However, Layton rang the racism bell but in the opposite direction, challenging the Bloc politician for suggesting that the people of that riding were racist. Layton believed it was wrong to call Canadians racist and to assume they would not vote for an indigenous candidate, whereas Singh believes this nation is racist to its roots.
At war with NDP history
Prime Minister Justin Trudeau is not the only Trudeau to have implemented national emergency powers to deal with a domestic problem. His father, Pierre Elliott Trudeau, used the progenitor of the EA – the War Measures Act – to squash a radical and violent Quebec separatist movement that resulted in the death of a Quebecois politician at the hands of the revolutionaries.
It is doubtless that the younger Trudeau’s usage of the emergency powers was unfounded, considering the peaceful nature of the Freedom Convoy, but the argument could be made that the elder Trudeau had reason to use such powers. After all, the Quebec Liberation Front group that had committed political murder was becoming a national problem and had proved to be violent.
However, there was a voice crying out in the wilderness against Pierre Trudeau’s decision to use the powers, and it was none other than former NDP leader Tommy Douglas.
Douglas delivered a harrowing speech on October 16, 1970 in opposition to the War Measures Act to a rowdy House of Commons.
In the speech, Douglas expressed clear disdain for any domestic vigilante violence but blasted Pierre Trudeau’s Liberals for grabbing too much power.
He decried the government’s attempt to deal with the issue with such immeasurable power when they already had the tools to deal with it differently. His speech sounds much like the objections to the younger Trudeau’s invocation of the EA.
Douglas was particularly concerned about infringements on civil rights and the overreach of government power. “This government now has the power by Order in Council to do anything it wants — to intern any citizen, to deport any citizen, to arrest any person, or to declare any organization subversive or illegal,” he said. “These are tremendous powers to put into the hands of the men who sit on the treasury benches.”
When war-time powers were invoked under current NDP leadership, Singh could only bring himself to decry what might amount to a usurpation of civil rights for “Indigenous land defenders, climate change activists, workers fighting for fairness,” whatever that means. So, for Mr. Singh, there are certain groups of Canadians that deserve to be free from massive government overreach, but the rest of us do not.

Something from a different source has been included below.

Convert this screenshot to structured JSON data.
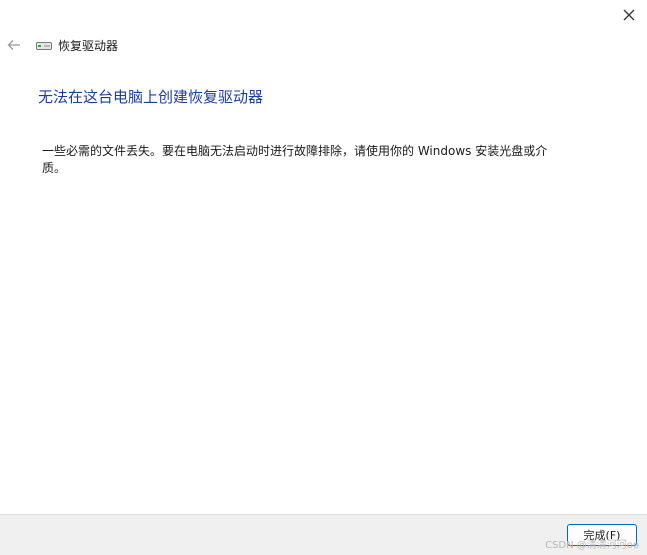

I am not a fan of the current NDP, and much could be written about how the collectivist spirit of the NDP over the years has helped establish a Marxist group think in the part and politics as a whole in this country.
However, it is clear that under Jagmeet Singh the NDP has become a stain on Canadian politics that now only serve to prop up a tyrannical regime.
We would all be better off if the NDP could recapture the spirit of Douglas and Layton and attempt to serve their country rather than destroy it.